Ultimately, offshoring's value chain extends to consumers, who suddenly find they can buy, say, a good laptop for less than $500. So instead of keeping mum on the issue and ceding the high ground to critics who claim outsourcing will lead the U.S. back to the Stone Age, corporate America needs to be out there trumpeting its benefits.
Why all the hush, hush in the first place? The fact is, outsourcing is still controversial as some U.S. jobs are inevitably lost in the process (in many cases, these are jobs that would have been killed off by automation, anyway). So most companies that send work abroad take the safe route and do it on the QT. To the extent they acknowledge it at all, they employ euphemisms--like "bestshoring" or "rightshoring"--that would insult the intelligence of a four-year-old and don't fool anyone.
But all this secrecy comes at a cost. While business leaders remain silent, the anti-outsourcing lobby, led by TV ratings whores like CNN's Lou Dobbs and politicians looking for an easy mark, clamor for laws that would end the practice. By failing to explain how outsourcing's benefits ripple through the economy, U.S. multinationals run the risk of prohibitive legislation gaining traction in Congress and state legislatures. That wouldn't be good for anyone.

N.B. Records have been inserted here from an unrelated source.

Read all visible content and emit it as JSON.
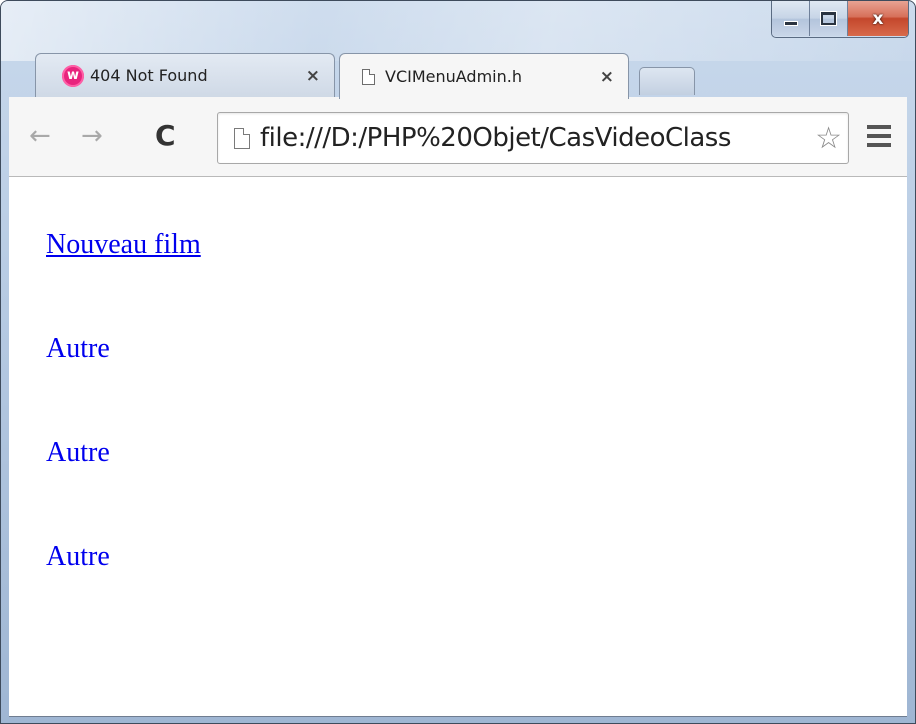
{
  "window": {
    "minimize_label": "_",
    "maximize_label": "□",
    "close_label": "x"
  },
  "tabs": [
    {
      "title": "404 Not Found",
      "favicon": "wamp-icon",
      "close_label": "×",
      "active": false
    },
    {
      "title": "VCIMenuAdmin.h",
      "favicon": "page-icon",
      "close_label": "×",
      "active": true
    }
  ],
  "toolbar": {
    "back_label": "←",
    "forward_label": "→",
    "reload_label": "C",
    "url": "file:///D:/PHP%20Objet/CasVideoClass",
    "bookmark_label": "☆"
  },
  "content": {
    "links": [
      {
        "label": "Nouveau film"
      }
    ],
    "entries": [
      {
        "label": "Autre"
      },
      {
        "label": "Autre"
      },
      {
        "label": "Autre"
      }
    ]
  },
  "colors": {
    "link": "#0000ee",
    "close_button": "#c4472c",
    "wamp_icon": "#e8247d"
  }
}
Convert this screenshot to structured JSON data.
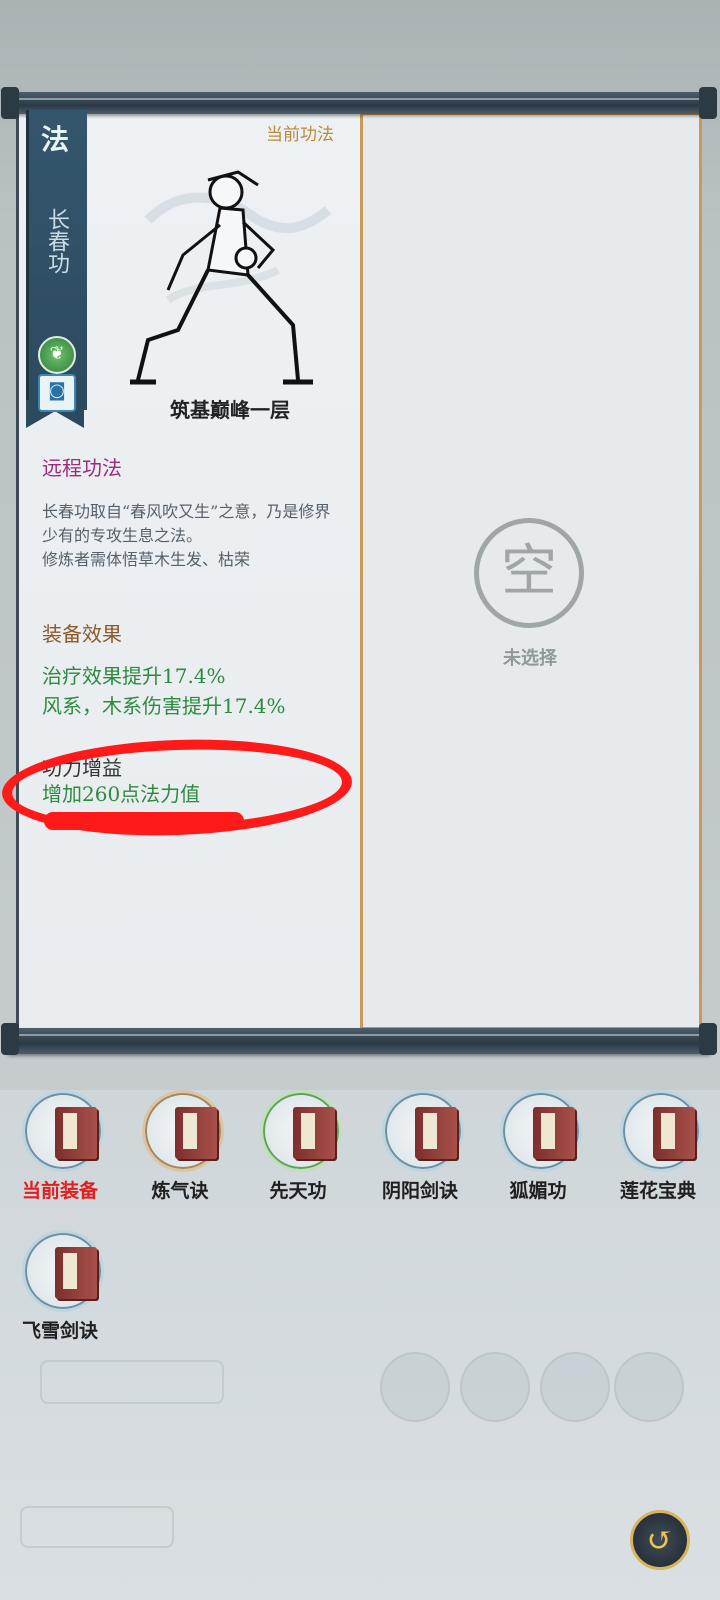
{
  "skill": {
    "type_glyph": "法",
    "name": "长春功",
    "element_icon": "wood-element-icon",
    "seal_icon": "seal-icon",
    "current_label": "当前功法",
    "realm": "筑基巅峰一层",
    "category": "远程功法",
    "description": "长春功取自“春风吹又生”之意，乃是修界少有的专攻生息之法。\n修炼者需体悟草木生发、枯荣",
    "effect_title": "装备效果",
    "effects": [
      "治疗效果提升17.4%",
      "风系，木系伤害提升17.4%"
    ],
    "gain_title": "功力增益",
    "gain": "增加260点法力值"
  },
  "right_panel": {
    "empty_glyph": "空",
    "empty_text": "未选择"
  },
  "books": [
    {
      "label": "当前装备",
      "active": true
    },
    {
      "label": "炼气诀",
      "active": false
    },
    {
      "label": "先天功",
      "active": false
    },
    {
      "label": "阴阳剑诀",
      "active": false
    },
    {
      "label": "狐媚功",
      "active": false
    },
    {
      "label": "莲花宝典",
      "active": false
    },
    {
      "label": "飞雪剑诀",
      "active": false
    }
  ],
  "colors": {
    "highlight_annotation": "#ff1a1a",
    "active_tab": "#e02020",
    "effect_text": "#2e8a3e",
    "category_text": "#9a2d79"
  }
}
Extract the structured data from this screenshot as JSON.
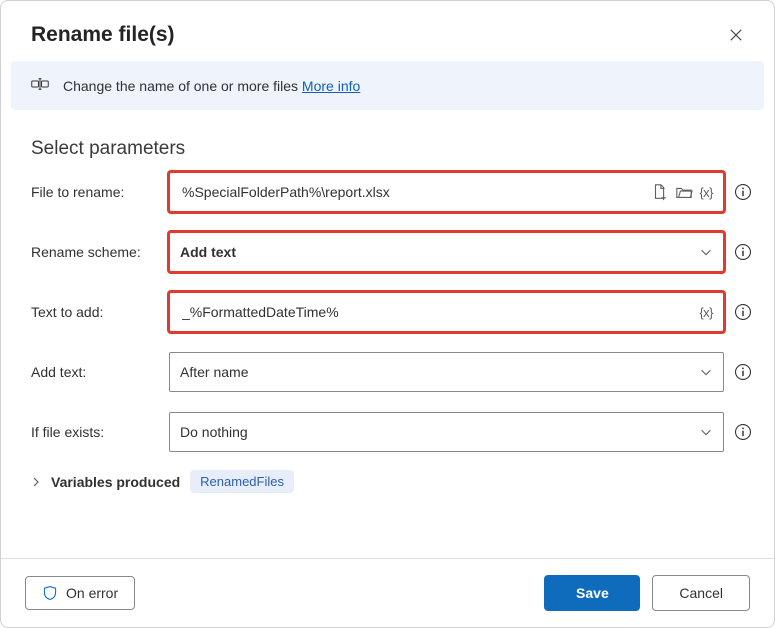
{
  "header": {
    "title": "Rename file(s)"
  },
  "banner": {
    "text": "Change the name of one or more files ",
    "link": "More info"
  },
  "section": {
    "title": "Select parameters"
  },
  "fields": {
    "fileToRename": {
      "label": "File to rename:",
      "value": "%SpecialFolderPath%\\report.xlsx"
    },
    "renameScheme": {
      "label": "Rename scheme:",
      "value": "Add text"
    },
    "textToAdd": {
      "label": "Text to add:",
      "value": "_%FormattedDateTime%"
    },
    "addText": {
      "label": "Add text:",
      "value": "After name"
    },
    "ifFileExists": {
      "label": "If file exists:",
      "value": "Do nothing"
    }
  },
  "variablesProduced": {
    "label": "Variables produced",
    "chip": "RenamedFiles"
  },
  "footer": {
    "onError": "On error",
    "save": "Save",
    "cancel": "Cancel"
  }
}
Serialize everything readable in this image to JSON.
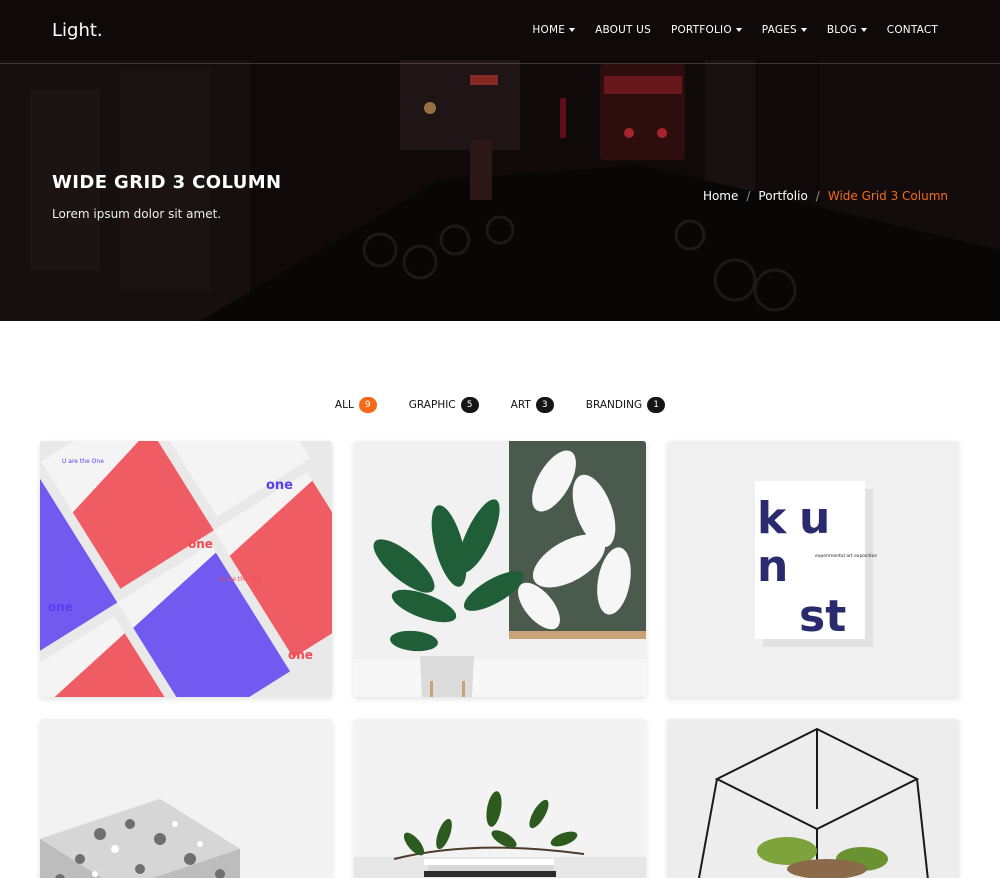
{
  "brand": "Light.",
  "nav": {
    "items": [
      {
        "label": "HOME",
        "dropdown": true
      },
      {
        "label": "ABOUT US",
        "dropdown": false
      },
      {
        "label": "PORTFOLIO",
        "dropdown": true
      },
      {
        "label": "PAGES",
        "dropdown": true
      },
      {
        "label": "BLOG",
        "dropdown": true
      },
      {
        "label": "CONTACT",
        "dropdown": false
      }
    ]
  },
  "hero": {
    "title": "WIDE GRID 3 COLUMN",
    "subtitle": "Lorem ipsum dolor sit amet.",
    "breadcrumb": {
      "home": "Home",
      "portfolio": "Portfolio",
      "current": "Wide Grid 3 Column"
    }
  },
  "filters": [
    {
      "label": "ALL",
      "count": "9",
      "active": true
    },
    {
      "label": "GRAPHIC",
      "count": "5",
      "active": false
    },
    {
      "label": "ART",
      "count": "3",
      "active": false
    },
    {
      "label": "BRANDING",
      "count": "1",
      "active": false
    }
  ],
  "portfolio": {
    "items": [
      {
        "image": "one-poster-image",
        "poster_word": "one",
        "poster_caption": "U are the One"
      },
      {
        "image": "plant-in-pot-image"
      },
      {
        "image": "kunst-poster-image",
        "poster_letters": [
          "k",
          "u",
          "n",
          "st"
        ],
        "poster_caption": "experimental art exposition"
      },
      {
        "image": "mosaic-box-image"
      },
      {
        "image": "branch-on-books-image"
      },
      {
        "image": "glass-terrarium-image"
      }
    ]
  },
  "colors": {
    "accent": "#f46a17",
    "badge_dark": "#151515",
    "poster_red": "#ef4b54",
    "poster_blue": "#5b3ef0"
  }
}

IBM and Dell have shown that they may be finally getting it. But more companies that operate on a similar scale need to step out from behind poorly conceived PR strategies and let their investors, employees, local communities, and the general public know about their offshoring plans and the benefits they hope to realize. Otherwise, it's a pretty one-sided debate.